[Activity]
Could you filter the data below down to the lines that hold the word "Connections"?

■ ■ ■ ■ ■

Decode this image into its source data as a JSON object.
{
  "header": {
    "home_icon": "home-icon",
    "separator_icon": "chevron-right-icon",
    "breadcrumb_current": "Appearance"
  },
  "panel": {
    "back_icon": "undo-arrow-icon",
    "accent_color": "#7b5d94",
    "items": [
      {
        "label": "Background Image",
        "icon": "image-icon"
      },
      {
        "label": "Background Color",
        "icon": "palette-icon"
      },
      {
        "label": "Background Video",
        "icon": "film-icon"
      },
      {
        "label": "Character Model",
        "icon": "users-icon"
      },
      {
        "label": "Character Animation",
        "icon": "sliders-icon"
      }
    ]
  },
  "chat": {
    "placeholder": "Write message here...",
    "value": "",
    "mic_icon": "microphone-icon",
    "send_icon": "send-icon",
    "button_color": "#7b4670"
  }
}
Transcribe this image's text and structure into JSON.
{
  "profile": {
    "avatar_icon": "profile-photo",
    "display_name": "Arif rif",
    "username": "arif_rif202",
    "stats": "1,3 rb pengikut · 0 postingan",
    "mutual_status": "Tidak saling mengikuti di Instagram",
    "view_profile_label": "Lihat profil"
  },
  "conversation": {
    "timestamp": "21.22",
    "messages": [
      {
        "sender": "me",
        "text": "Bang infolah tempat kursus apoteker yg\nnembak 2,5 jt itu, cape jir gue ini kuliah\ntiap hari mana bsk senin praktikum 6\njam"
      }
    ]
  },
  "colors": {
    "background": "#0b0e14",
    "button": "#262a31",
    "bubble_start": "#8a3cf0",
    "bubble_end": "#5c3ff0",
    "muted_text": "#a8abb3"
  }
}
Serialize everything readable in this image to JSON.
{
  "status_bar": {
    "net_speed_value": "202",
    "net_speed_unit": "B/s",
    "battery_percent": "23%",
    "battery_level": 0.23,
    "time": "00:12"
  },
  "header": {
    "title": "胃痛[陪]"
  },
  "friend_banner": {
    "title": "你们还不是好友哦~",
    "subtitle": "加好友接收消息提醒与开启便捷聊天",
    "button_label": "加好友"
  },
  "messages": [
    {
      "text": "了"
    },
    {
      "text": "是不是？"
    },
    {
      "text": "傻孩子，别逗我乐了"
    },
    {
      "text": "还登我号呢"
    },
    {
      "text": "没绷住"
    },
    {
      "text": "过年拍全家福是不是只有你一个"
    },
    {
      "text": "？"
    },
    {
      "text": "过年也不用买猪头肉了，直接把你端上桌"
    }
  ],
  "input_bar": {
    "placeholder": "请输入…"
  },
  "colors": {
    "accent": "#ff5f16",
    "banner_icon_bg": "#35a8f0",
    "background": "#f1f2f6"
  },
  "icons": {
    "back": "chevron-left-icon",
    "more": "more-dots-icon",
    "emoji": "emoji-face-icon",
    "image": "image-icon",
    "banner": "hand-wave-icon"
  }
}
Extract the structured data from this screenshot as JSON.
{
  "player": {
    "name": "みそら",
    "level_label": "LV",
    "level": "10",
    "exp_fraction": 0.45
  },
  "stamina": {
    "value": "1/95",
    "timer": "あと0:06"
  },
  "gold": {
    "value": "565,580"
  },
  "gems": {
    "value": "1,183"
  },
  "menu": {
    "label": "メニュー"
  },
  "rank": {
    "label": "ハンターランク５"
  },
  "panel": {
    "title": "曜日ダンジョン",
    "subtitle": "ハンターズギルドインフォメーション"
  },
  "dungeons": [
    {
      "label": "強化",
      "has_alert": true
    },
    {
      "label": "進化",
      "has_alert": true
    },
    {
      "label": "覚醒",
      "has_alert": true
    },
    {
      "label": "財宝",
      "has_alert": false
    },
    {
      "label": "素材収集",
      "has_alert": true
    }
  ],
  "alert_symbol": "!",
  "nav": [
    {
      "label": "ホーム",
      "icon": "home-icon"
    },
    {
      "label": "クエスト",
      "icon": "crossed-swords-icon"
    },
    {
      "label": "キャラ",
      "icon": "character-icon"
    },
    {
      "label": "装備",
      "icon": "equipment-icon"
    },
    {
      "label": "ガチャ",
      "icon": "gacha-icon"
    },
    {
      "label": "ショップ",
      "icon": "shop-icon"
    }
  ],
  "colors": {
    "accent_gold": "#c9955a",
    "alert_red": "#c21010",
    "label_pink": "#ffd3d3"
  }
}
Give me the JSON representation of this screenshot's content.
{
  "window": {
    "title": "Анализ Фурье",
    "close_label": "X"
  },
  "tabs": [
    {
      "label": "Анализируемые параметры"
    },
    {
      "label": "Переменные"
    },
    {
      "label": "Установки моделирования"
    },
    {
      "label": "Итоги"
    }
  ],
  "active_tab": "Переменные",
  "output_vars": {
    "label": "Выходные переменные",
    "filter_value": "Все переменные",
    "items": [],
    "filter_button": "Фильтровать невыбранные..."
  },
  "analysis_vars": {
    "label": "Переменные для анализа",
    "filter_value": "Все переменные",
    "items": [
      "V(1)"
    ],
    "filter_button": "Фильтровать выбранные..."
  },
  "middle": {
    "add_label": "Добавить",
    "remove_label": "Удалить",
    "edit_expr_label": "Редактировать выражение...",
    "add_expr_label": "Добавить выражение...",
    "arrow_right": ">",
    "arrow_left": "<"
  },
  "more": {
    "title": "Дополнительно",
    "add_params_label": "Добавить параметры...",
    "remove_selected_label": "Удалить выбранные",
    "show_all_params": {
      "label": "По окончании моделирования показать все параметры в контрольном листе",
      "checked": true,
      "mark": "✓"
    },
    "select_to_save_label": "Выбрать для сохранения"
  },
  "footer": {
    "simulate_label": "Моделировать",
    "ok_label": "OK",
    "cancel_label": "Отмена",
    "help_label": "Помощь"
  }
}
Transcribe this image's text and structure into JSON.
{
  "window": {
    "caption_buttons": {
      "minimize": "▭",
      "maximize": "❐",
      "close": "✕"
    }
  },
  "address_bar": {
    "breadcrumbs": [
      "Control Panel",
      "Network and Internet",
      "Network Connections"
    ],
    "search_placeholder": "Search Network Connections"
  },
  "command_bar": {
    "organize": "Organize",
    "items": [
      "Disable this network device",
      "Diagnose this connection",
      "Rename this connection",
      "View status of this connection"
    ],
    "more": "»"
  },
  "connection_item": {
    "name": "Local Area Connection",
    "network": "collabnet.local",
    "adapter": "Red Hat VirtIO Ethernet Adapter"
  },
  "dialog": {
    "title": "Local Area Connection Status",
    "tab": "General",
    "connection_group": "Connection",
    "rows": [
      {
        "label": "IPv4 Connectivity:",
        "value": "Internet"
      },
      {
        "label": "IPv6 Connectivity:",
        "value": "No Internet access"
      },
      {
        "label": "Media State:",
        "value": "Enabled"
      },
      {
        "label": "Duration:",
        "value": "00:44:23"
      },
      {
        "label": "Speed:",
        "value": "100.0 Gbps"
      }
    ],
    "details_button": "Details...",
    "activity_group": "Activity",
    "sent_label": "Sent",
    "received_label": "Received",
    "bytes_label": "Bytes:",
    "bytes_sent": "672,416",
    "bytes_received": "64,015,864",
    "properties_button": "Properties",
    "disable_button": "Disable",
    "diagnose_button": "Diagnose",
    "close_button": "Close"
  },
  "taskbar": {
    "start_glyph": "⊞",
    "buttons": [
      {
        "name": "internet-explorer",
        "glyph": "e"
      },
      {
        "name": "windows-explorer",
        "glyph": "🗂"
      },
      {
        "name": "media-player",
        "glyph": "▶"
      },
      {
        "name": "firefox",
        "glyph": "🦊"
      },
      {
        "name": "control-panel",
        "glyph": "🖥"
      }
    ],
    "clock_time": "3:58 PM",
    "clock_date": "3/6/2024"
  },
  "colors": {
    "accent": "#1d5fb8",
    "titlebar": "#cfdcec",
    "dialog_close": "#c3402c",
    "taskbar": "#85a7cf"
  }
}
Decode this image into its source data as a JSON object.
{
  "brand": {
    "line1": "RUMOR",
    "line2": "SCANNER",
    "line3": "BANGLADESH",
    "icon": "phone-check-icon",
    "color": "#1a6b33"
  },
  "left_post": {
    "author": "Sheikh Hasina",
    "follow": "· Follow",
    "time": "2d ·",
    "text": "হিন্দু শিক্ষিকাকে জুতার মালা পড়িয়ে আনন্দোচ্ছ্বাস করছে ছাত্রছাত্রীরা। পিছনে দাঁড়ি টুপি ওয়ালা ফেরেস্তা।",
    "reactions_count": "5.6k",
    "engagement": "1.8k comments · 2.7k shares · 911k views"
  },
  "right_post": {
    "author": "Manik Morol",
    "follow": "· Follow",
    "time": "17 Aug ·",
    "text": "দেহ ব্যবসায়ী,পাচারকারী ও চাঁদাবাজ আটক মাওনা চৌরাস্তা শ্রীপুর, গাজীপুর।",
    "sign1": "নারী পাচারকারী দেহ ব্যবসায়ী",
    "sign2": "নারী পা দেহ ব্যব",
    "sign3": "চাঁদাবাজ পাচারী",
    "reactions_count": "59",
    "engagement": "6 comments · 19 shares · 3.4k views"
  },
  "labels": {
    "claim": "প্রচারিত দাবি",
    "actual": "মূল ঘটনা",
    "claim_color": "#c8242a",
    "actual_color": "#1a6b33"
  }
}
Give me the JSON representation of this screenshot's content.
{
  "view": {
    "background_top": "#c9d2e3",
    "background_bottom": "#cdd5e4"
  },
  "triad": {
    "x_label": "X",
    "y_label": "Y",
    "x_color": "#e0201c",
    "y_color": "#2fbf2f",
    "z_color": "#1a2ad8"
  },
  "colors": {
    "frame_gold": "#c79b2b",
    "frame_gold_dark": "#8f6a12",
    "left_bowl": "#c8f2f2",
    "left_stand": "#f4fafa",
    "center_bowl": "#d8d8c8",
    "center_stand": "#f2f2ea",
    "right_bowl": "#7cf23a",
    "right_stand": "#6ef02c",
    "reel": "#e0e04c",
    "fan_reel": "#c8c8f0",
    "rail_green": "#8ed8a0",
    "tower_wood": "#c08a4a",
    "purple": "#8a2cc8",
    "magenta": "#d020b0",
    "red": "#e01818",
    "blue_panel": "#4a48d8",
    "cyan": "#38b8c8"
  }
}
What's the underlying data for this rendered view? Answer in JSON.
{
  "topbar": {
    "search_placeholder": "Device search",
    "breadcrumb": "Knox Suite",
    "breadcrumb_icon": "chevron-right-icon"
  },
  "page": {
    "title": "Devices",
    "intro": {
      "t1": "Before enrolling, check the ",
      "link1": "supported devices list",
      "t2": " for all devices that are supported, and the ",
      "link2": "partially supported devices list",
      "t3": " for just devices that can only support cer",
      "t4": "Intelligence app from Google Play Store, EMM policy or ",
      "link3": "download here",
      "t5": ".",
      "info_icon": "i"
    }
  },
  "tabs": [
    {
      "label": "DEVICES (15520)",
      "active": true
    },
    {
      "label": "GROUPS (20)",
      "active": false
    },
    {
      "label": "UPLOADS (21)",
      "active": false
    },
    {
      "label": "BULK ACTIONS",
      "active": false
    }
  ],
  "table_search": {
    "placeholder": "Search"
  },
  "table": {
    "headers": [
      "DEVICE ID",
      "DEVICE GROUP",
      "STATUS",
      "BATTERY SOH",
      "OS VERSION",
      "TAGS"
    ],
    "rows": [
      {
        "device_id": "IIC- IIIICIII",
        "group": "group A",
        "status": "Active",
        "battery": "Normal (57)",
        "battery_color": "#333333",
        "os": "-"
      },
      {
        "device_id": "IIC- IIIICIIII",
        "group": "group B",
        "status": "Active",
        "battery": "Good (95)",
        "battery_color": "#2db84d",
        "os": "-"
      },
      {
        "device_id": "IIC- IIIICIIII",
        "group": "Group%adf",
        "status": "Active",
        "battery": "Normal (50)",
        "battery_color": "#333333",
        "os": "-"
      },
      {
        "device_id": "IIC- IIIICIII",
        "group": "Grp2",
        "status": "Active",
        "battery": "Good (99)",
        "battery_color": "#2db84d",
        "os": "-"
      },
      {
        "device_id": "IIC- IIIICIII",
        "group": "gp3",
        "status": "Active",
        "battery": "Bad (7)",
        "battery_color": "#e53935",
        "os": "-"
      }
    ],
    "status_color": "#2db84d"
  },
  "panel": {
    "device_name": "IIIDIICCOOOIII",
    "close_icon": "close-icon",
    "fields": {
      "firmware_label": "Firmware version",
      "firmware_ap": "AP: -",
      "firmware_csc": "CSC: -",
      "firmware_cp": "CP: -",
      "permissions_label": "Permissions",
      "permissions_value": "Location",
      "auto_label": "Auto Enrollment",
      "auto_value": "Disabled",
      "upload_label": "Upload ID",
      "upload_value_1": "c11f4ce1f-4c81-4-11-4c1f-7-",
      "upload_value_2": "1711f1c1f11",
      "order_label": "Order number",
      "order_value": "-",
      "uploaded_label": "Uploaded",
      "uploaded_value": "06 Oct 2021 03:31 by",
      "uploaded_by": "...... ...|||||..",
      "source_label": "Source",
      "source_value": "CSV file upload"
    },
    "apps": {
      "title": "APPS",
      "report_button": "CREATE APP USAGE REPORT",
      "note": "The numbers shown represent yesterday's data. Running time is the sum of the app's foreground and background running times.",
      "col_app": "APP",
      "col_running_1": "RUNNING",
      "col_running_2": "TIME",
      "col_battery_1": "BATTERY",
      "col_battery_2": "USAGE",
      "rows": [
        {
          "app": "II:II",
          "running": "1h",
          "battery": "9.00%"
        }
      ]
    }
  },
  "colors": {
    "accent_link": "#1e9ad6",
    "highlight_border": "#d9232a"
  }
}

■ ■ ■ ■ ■

[Answer to the exercise]
      "Network Connections"
    "search_placeholder": "Search Network Connections"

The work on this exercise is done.